### TASK STATEMENT
Find the lines of the material below that include the string "content", then copy each one.
▬▬▬
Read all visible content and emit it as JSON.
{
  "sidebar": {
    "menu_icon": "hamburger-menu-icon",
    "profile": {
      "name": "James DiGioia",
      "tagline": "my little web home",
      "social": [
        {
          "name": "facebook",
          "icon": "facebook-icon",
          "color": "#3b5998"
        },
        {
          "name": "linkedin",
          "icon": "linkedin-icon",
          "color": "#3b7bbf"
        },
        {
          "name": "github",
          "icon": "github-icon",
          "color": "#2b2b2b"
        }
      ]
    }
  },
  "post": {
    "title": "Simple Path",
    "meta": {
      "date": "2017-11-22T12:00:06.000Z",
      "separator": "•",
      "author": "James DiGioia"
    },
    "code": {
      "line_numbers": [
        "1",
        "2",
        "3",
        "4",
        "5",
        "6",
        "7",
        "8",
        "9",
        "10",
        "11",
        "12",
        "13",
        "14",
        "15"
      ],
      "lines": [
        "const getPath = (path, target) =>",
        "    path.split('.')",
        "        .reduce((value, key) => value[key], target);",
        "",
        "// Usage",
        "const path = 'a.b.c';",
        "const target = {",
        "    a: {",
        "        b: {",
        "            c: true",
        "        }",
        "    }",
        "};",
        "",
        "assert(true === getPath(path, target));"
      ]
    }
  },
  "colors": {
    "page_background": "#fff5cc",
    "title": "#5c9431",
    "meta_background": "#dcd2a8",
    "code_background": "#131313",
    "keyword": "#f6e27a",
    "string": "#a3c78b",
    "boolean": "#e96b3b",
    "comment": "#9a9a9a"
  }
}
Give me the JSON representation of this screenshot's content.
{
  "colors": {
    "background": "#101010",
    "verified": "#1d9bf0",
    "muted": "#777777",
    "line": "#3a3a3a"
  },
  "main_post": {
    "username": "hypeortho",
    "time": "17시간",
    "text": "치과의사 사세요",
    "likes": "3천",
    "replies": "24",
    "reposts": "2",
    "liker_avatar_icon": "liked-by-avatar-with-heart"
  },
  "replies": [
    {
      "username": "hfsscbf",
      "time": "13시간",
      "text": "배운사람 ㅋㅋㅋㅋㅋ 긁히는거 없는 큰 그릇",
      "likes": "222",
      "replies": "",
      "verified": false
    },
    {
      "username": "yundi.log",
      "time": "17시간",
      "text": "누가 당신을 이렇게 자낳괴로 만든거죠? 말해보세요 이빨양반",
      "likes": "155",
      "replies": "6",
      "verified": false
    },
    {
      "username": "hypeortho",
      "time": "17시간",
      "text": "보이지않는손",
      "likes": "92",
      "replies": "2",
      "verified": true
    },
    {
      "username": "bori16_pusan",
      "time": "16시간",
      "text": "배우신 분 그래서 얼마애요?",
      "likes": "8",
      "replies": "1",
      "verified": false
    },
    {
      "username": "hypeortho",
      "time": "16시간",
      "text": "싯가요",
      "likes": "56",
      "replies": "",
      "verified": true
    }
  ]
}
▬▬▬
### RESULT BELOW
Read all visible content and emit it as JSON.
Give me the JSON representation of this screenshot's content.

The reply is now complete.